Often, when it comes to lifestyle photography, the human behind the lens takes a backseat to the end product, as the action telescopes into the scene before him. Sometimes the person holding the camera gets written off as a stand-by. Not so with Photographer Lance Koudele.
Rather, looking at his photos makes one feel like he’s the epicenter of the action. Check out more of his craft on his website.
Meet Lance Koudele
He’s the man behind many of the photos featured on this website. He’s added spice to our social media presence (pro tip: get the daily dose on Facebook and Instagram). He’s an all around adventure guru, a master of his craft, a guy with a wild hair, and an all-around badass. Get to know him.
What makes shooting around Hood Canal and on the Olympic Peninsula special?
Geographically, it’s one of a kind in the continental U.S. It’s a rich rainforest surrounded by ocean waters teeming with wildlife, and a bit of contradiction in that it’s so close to a major population (Seattle) yet very isolated at the same time. The access to fresh seafood is the cherry on top.
You shoot quite a bit of landscape and adventure photography around Hood Canal. What gear/technology do you use to keep focused on what you do best as a photographer?
There is a lot of talk about the SONY mirrorless cameras these days. However, I really like the feel of a single-reflex camera. The Canon 5DMK3 is my go-to as a result.

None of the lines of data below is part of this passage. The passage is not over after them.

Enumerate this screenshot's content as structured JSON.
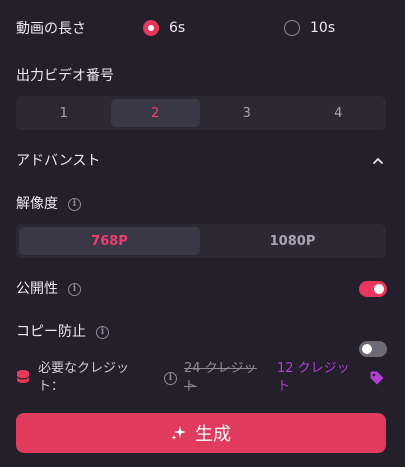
{
  "duration": {
    "label": "動画の長さ",
    "options": [
      {
        "label": "6s",
        "selected": true
      },
      {
        "label": "10s",
        "selected": false
      }
    ]
  },
  "output_video_number": {
    "label": "出力ビデオ番号",
    "options": [
      "1",
      "2",
      "3",
      "4"
    ],
    "selected": "2"
  },
  "advanced": {
    "label": "アドバンスト",
    "expanded": true,
    "icon": "chevron-up-icon"
  },
  "resolution": {
    "label": "解像度",
    "options": [
      "768P",
      "1080P"
    ],
    "selected": "768P"
  },
  "public": {
    "label": "公開性",
    "enabled": true
  },
  "copy_protection": {
    "label": "コピー防止",
    "enabled": false
  },
  "credits": {
    "label_line1": "必要なクレジッ",
    "label_line2": "ト：",
    "original_line1": "24 クレジッ",
    "original_line2": "ト",
    "discounted_line1": "12 クレジッ",
    "discounted_line2": "ト"
  },
  "generate_button": {
    "label": "生成",
    "icon": "sparkle-icon"
  },
  "colors": {
    "background": "#231f2b",
    "accent": "#e8365c",
    "discount": "#b63fd8"
  }
}
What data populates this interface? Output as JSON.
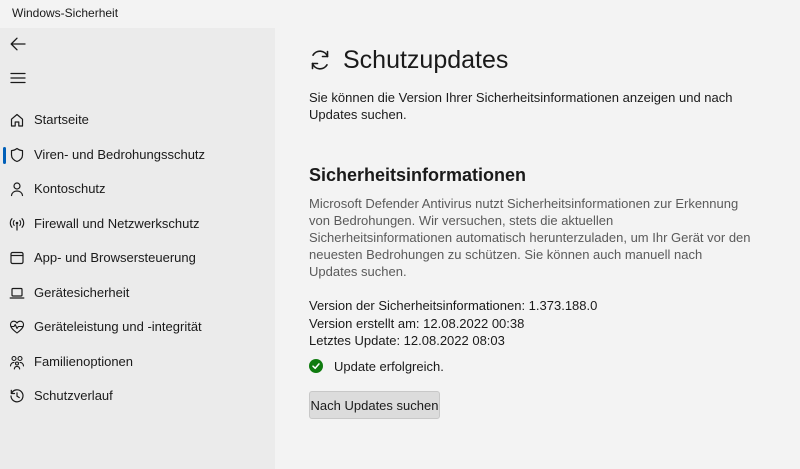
{
  "window": {
    "title": "Windows-Sicherheit"
  },
  "sidebar": {
    "items": [
      {
        "label": "Startseite",
        "icon": "home-icon"
      },
      {
        "label": "Viren- und Bedrohungsschutz",
        "icon": "shield-icon",
        "active": true
      },
      {
        "label": "Kontoschutz",
        "icon": "person-icon"
      },
      {
        "label": "Firewall und Netzwerkschutz",
        "icon": "wifi-antenna-icon"
      },
      {
        "label": "App- und Browsersteuerung",
        "icon": "app-window-icon"
      },
      {
        "label": "Gerätesicherheit",
        "icon": "laptop-icon"
      },
      {
        "label": "Geräteleistung und -integrität",
        "icon": "heart-pulse-icon"
      },
      {
        "label": "Familienoptionen",
        "icon": "family-icon"
      },
      {
        "label": "Schutzverlauf",
        "icon": "history-icon"
      }
    ]
  },
  "main": {
    "title": "Schutzupdates",
    "title_icon": "refresh-icon",
    "description": "Sie können die Version Ihrer Sicherheitsinformationen anzeigen und nach Updates suchen.",
    "section": {
      "title": "Sicherheitsinformationen",
      "description": "Microsoft Defender Antivirus nutzt Sicherheitsinformationen zur Erkennung von Bedrohungen. Wir versuchen, stets die aktuellen Sicherheitsinformationen automatisch herunterzuladen, um Ihr Gerät vor den neuesten Bedrohungen zu schützen. Sie können auch manuell nach Updates suchen.",
      "version": "Version der Sicherheitsinformationen: 1.373.188.0",
      "created": "Version erstellt am: 12.08.2022 00:38",
      "last_update": "Letztes Update: 12.08.2022 08:03",
      "status": "Update erfolgreich.",
      "status_color": "#0f7b0f",
      "button_label": "Nach Updates suchen"
    }
  },
  "colors": {
    "accent": "#005fb8",
    "sidebar_bg": "#ebebeb",
    "main_bg": "#f3f3f3"
  }
}
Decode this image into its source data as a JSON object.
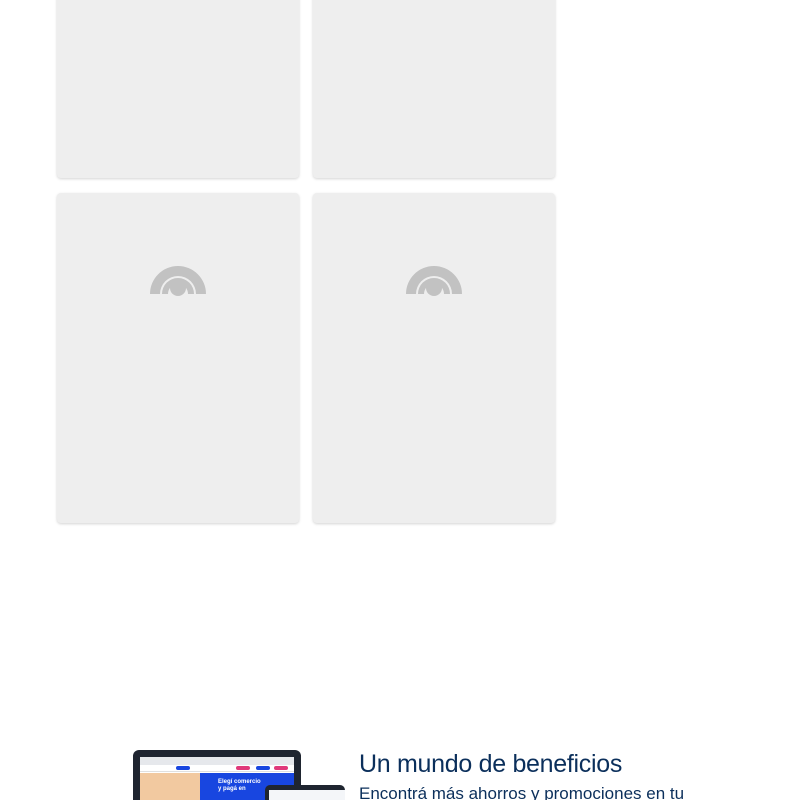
{
  "cards": [
    {
      "state": "loaded-empty"
    },
    {
      "state": "loaded-empty"
    },
    {
      "state": "loading",
      "icon": "loading-wifi-icon"
    },
    {
      "state": "loading",
      "icon": "loading-wifi-icon"
    }
  ],
  "promo": {
    "title": "Un mundo de beneficios",
    "subtitle": "Encontrá más ahorros y promociones en tu",
    "laptop_text_line1": "Elegí comercio",
    "laptop_text_line2": "y pagá en"
  },
  "colors": {
    "card_bg": "#eeeeee",
    "icon_gray": "#c2c2c2",
    "title_navy": "#0b2f5b",
    "hero_blue": "#1846e0"
  }
}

Gear is gear, though. It’s really about establishing a relationship with the subject. If it’s a person in front of the lens, it’s all about connecting with them—the gear is secondary. Creating a genuine intent to be with them in the moment makes photos great. That’s my favorite part of taking photos in my opinion.

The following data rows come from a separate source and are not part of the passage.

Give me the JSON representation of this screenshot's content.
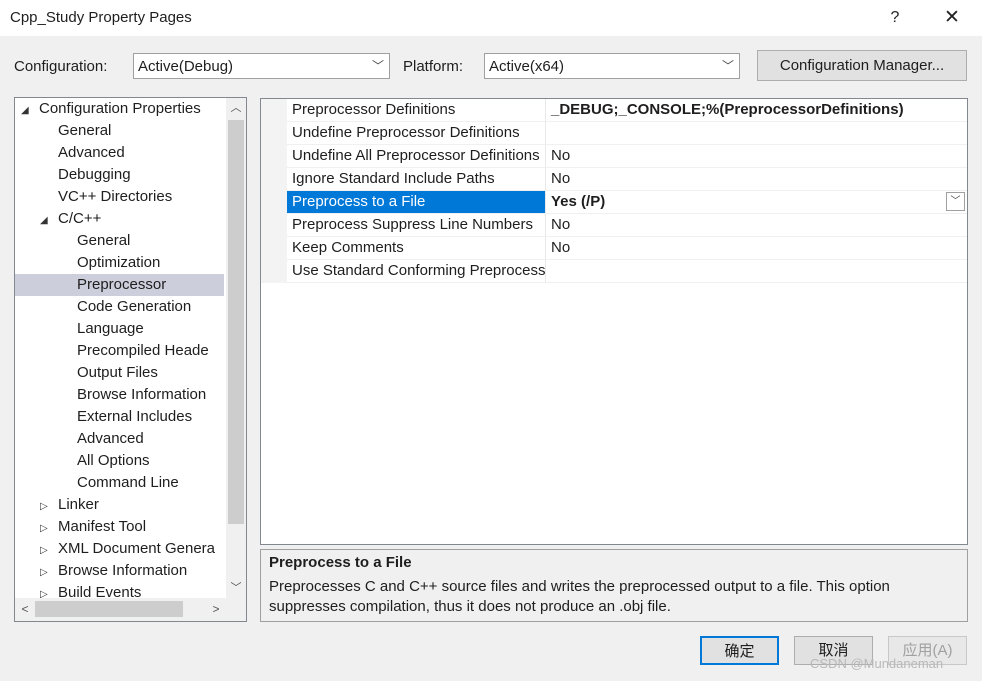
{
  "window": {
    "title": "Cpp_Study Property Pages",
    "help_glyph": "?",
    "close_glyph": "✕"
  },
  "toolbar": {
    "configuration_label": "Configuration:",
    "configuration_value": "Active(Debug)",
    "platform_label": "Platform:",
    "platform_value": "Active(x64)",
    "config_manager_label": "Configuration Manager..."
  },
  "tree": {
    "items": [
      {
        "label": "Configuration Properties",
        "toggle": "◢"
      },
      {
        "label": "General",
        "toggle": ""
      },
      {
        "label": "Advanced",
        "toggle": ""
      },
      {
        "label": "Debugging",
        "toggle": ""
      },
      {
        "label": "VC++ Directories",
        "toggle": ""
      },
      {
        "label": "C/C++",
        "toggle": "◢"
      },
      {
        "label": "General",
        "toggle": ""
      },
      {
        "label": "Optimization",
        "toggle": ""
      },
      {
        "label": "Preprocessor",
        "toggle": ""
      },
      {
        "label": "Code Generation",
        "toggle": ""
      },
      {
        "label": "Language",
        "toggle": ""
      },
      {
        "label": "Precompiled Heade",
        "toggle": ""
      },
      {
        "label": "Output Files",
        "toggle": ""
      },
      {
        "label": "Browse Information",
        "toggle": ""
      },
      {
        "label": "External Includes",
        "toggle": ""
      },
      {
        "label": "Advanced",
        "toggle": ""
      },
      {
        "label": "All Options",
        "toggle": ""
      },
      {
        "label": "Command Line",
        "toggle": ""
      },
      {
        "label": "Linker",
        "toggle": "▷"
      },
      {
        "label": "Manifest Tool",
        "toggle": "▷"
      },
      {
        "label": "XML Document Genera",
        "toggle": "▷"
      },
      {
        "label": "Browse Information",
        "toggle": "▷"
      },
      {
        "label": "Build Events",
        "toggle": "▷"
      }
    ],
    "selected": "Preprocessor"
  },
  "properties": {
    "rows": [
      {
        "name": "Preprocessor Definitions",
        "value": "_DEBUG;_CONSOLE;%(PreprocessorDefinitions)"
      },
      {
        "name": "Undefine Preprocessor Definitions",
        "value": ""
      },
      {
        "name": "Undefine All Preprocessor Definitions",
        "value": "No"
      },
      {
        "name": "Ignore Standard Include Paths",
        "value": "No"
      },
      {
        "name": "Preprocess to a File",
        "value": "Yes (/P)"
      },
      {
        "name": "Preprocess Suppress Line Numbers",
        "value": "No"
      },
      {
        "name": "Keep Comments",
        "value": "No"
      },
      {
        "name": "Use Standard Conforming Preprocessor",
        "value": ""
      }
    ],
    "selected": "Preprocess to a File"
  },
  "description": {
    "title": "Preprocess to a File",
    "body": "Preprocesses C and C++ source files and writes the preprocessed output to a file. This option suppresses compilation, thus it does not produce an .obj file."
  },
  "buttons": {
    "ok": "确定",
    "cancel": "取消",
    "apply": "应用(A)"
  },
  "watermark": "CSDN @Mundaneman",
  "colors": {
    "selection_blue": "#0078d7",
    "tree_selection": "#cccedb"
  }
}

Which photographers influence your work?
What has been your favorite place to shoot around Hood Canal?
I loved Rocky Brook Falls—such a gorgeous and easily accessible spot. I think the sea kayaking in the canal was pretty amazing as well.
What is it you want to say with your photographs?
I want to inspire people to explore the world, no matter where they are. It seems that as people get involved in nature they also explore deeper into the better side of who they themselves are too. To me, our collective disassociation from nature is the root of a lot of our troubles as a society. Reconnecting to it brings so many positive things.
You shoot a lot of drone footage. Why do you focus on this type of shooting? Any predictions for 2016 on drone photography.
I love the angles that drones allow for video. It also allows me to change up the thought process from shooting stills to video. It’s nice to switch things up.
The future for drones? Drone registration will indeed be happening. I suspect there will be further development of licensing as well. Currently it is too easy to get a drone and start flying it without any supervision. That really makes it dangerous for bystanders. One day they will be as common as GoPros with a limited range from the user but very intelligent so as to avoid objects.
What’s your favorite image you’ve made around Hood Canal?
Well, it’s not my photo, but it’s me curled up in the fetal position jumping out of a plane. At the end of our trip we went tandem skydiving—such an amazing experience—and a wonderful way to cap off a fantastic visit to Hood Canal. I definitely encourage everyone to try it.